Topics | The Internet | The Sun Magazine

Topics

Browse Topics

The Internet

Fundraising Appeal

Become a Friend of The Sun

The Sun is not immune to the relentless business pressures and tectonic shifts in the media landscape over the last two decades. And while I am grateful these changes have underscored what is vital and unique about The Sun, it seems that every week I read about a worthy publication having to close its doors. We are committed to bringing our readers the best writing and photography, free from the distraction of advertising. With this choice comes the reality that the price of a subscription doesn’t come close to what it costs to print and distribute the magazine and curate the website. As we have throughout our history, we are asking you again, with great humility, to be our partner on this journey and formally become a Friend of The Sun.

By Rob Bowers May 2024
The Sun Interview

Two Guys Walk into a Bar

Kliph Nesteroff on the Evolution of American Comedy

But I’m talking about joke structure; you’re asking about the purpose of comedy as a whole. When my first book came out, people would ask me in interviews, “Why is comedy important?” I don’t know that it is. There are lots of people, believe it or not, who don’t care about comedy. And they can live to the age of eighty or ninety.

By Finn Cohen April 2024
The Sun Interview

Down in the Valley

Wendy Liu on the Tech Industry’s Power to Divide Us

Once I saw the development of new technology in class terms—how a particular kind of technology gives one group of people power over another—it started to feel more sinister.

By Finn Cohen March 2024
Fiction

The Peaceful Circle—Year in a Wild Marsh

@grimeygrimey: Projected this on the wall so that it was superimposed on my TV, then dosed LSD and played Mario Kart 64 until dawn. Yoshi was in the willow maze! Don’t hit that muskrat, bro! It was sick.

By Leath Tonino March 2024
Quotations

Sunbeams

Science and technology multiply around us. To an increasing extent they dictate the languages in which we speak and think. Either we use those languages, or we remain mute.

J.G. Ballard

March 2024
Essays, Memoirs, & True Stories

Don’t Think Too Hard about Avocados

I swear my brain wasn’t always like this. I used to daydream during church sermons, school lessons, and long bus rides. I may have been a shy, awkward nerd with good grades and bad social skills, but inside I was building worlds, whole continents created from nothing and populated with sprawling cities, brave heroes, and looming threats.
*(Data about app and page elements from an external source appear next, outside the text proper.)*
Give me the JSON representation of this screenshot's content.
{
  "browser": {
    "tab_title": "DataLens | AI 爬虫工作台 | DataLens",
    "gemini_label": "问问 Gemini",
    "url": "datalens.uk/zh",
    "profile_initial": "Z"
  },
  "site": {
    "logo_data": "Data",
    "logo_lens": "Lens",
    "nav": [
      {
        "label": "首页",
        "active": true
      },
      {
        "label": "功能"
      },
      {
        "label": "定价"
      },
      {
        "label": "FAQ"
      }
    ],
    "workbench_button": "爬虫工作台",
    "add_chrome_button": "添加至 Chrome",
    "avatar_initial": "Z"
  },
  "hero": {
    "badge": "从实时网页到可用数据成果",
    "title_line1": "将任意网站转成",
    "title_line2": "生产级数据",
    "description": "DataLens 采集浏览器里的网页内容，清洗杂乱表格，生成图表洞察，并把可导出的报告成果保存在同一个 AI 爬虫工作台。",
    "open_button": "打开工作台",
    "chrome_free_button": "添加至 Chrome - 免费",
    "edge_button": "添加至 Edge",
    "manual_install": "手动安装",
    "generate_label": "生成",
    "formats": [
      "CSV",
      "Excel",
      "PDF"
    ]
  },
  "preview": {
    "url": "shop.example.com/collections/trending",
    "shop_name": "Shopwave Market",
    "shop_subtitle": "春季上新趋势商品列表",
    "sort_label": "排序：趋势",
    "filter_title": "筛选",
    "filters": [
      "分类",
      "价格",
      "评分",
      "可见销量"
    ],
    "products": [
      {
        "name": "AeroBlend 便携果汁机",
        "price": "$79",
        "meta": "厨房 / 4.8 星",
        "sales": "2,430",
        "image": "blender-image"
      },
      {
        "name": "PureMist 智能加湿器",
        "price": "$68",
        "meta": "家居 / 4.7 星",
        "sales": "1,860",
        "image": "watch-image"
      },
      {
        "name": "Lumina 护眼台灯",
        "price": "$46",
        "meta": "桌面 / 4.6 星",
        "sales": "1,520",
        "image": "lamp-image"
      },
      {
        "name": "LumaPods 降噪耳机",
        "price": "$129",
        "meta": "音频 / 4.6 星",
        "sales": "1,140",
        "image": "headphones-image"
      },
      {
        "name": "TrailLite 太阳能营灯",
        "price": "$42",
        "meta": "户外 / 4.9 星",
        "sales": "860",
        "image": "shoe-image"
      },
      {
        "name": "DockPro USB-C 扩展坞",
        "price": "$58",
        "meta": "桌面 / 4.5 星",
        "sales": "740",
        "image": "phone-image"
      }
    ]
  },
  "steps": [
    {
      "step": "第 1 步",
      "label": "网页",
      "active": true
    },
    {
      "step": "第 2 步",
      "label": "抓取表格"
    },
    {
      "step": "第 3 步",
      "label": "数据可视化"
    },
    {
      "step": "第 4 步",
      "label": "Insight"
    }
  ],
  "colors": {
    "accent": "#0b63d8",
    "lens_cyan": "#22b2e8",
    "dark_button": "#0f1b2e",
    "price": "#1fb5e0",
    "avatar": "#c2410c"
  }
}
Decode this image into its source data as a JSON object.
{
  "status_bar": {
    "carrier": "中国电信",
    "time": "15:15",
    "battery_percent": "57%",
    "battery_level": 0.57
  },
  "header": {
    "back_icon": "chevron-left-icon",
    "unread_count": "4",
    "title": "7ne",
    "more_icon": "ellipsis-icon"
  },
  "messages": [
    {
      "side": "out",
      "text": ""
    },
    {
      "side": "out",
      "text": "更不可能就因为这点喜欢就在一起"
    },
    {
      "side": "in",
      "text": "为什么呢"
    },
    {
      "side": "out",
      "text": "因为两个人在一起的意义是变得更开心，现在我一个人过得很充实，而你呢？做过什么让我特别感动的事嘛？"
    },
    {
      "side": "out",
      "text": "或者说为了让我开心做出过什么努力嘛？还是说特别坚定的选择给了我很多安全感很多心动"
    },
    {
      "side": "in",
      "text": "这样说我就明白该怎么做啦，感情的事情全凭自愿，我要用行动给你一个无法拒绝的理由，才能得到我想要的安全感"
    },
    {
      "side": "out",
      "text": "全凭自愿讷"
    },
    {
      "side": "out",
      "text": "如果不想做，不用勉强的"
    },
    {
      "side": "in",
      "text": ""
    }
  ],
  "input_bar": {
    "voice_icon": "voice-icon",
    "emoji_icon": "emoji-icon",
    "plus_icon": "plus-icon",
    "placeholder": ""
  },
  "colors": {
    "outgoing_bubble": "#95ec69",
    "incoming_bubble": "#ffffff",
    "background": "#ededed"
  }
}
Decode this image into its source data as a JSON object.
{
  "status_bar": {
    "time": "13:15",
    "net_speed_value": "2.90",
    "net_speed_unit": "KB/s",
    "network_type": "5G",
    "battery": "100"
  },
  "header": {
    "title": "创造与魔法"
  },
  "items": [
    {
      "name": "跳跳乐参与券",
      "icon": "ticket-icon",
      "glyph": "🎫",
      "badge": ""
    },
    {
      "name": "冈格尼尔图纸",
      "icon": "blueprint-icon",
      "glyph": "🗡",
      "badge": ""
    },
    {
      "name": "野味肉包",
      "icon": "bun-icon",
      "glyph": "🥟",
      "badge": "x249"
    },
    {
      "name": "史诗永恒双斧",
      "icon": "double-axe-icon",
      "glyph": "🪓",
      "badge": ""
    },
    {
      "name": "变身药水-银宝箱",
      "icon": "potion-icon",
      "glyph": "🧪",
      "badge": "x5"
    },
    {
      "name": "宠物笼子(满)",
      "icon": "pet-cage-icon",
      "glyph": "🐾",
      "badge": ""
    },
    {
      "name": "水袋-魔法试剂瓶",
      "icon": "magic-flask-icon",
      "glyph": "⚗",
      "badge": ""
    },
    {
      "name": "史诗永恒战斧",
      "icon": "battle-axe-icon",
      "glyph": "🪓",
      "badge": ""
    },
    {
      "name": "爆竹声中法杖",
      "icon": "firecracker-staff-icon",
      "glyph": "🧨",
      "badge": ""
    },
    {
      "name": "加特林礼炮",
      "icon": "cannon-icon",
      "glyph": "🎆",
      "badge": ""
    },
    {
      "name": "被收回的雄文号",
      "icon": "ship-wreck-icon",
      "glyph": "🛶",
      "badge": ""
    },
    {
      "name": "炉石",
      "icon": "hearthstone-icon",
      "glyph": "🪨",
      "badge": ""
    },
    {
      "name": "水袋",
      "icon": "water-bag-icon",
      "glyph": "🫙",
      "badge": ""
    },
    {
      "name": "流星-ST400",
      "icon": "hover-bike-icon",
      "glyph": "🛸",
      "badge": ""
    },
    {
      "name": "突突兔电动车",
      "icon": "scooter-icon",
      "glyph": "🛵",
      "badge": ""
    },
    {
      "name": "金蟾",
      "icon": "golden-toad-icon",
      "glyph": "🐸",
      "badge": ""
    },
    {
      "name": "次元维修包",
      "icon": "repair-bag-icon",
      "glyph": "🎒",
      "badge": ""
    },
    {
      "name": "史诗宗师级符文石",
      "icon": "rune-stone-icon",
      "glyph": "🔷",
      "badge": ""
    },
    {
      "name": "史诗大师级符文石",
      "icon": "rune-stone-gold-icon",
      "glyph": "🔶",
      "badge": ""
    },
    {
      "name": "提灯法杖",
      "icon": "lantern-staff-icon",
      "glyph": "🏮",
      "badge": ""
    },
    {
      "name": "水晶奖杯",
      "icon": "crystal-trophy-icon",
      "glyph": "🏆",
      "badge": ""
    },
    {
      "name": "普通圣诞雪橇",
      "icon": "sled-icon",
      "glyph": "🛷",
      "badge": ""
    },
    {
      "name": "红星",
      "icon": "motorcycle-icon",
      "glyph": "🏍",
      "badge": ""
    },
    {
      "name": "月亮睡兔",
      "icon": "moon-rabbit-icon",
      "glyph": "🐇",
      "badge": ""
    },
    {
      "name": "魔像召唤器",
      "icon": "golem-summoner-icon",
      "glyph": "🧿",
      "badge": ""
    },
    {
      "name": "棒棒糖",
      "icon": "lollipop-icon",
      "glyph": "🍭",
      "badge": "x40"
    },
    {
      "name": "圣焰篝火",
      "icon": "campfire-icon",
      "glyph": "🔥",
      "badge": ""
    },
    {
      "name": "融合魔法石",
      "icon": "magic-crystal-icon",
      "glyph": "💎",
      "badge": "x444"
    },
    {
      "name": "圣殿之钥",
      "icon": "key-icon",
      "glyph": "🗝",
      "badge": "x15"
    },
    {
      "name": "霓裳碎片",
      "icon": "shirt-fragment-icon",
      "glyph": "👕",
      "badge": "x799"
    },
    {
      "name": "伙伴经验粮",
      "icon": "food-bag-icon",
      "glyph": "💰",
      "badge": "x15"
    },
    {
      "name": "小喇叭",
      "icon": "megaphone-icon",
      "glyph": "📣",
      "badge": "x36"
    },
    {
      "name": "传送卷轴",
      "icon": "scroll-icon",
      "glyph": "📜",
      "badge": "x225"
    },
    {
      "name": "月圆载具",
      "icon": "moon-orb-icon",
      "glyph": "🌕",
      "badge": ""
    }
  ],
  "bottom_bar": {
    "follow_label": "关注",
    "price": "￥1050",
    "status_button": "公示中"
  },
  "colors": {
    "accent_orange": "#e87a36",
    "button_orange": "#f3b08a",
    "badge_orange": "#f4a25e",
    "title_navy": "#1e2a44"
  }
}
These days the continents are barren, the heroes defenseless against spotted produce.

By Hank Stephenson February 2024
The Sun Interview

Is This Desire?

Clarissa Smith on the Intersection of Human Sexuality and Pornography

Being honest or open about your Pornhub habits is not the same as telling someone, “I’ve just seen Call My Agent! on Netflix. I think you’d like it.” Part of the reason for that is that most people don’t spend terribly long on Pornhub.

By Staci Kleinmaier February 2024
Essays, Memoirs, & True Stories

Kissing Strangers in the Street

Afterward I checked my phone. There were a dozen messages from three of my girlfriends who knew where I was. Like a chorus of Muses they asked, Are you alive? The dom was in the shower. I leaned against the glass-topped desk, my abandoned martini on the nightstand. I was very much alive.

By Cameron Dezen Hammon February 2024
Announcements

This Month In Sun History

Our 50th Year Of Publication

The Sun’s first-ever website launched in August 1999, into a world of staticky dial-up tones, GeoCities, and frequent buffering. It came about thanks to the generosity of two Sun subscribers. . . . Shelley Sherman and Meredith Tupper took it upon themselves to build a modest, stately website that perhaps undersold the magazine: “If you haven’t heard of The Sun,” the About page read, “you’re not alone.”

By The Sun July 2023
Fiction

Heavenly Bodies

As the new millennium drew near, Erin’s family began preparing for the apocalypse. Jesus was going to return at the stroke of midnight, appearing in the New York City skyline as the ball dropped on TV and the moon turned to blood.

By Virgie Townsend June 2023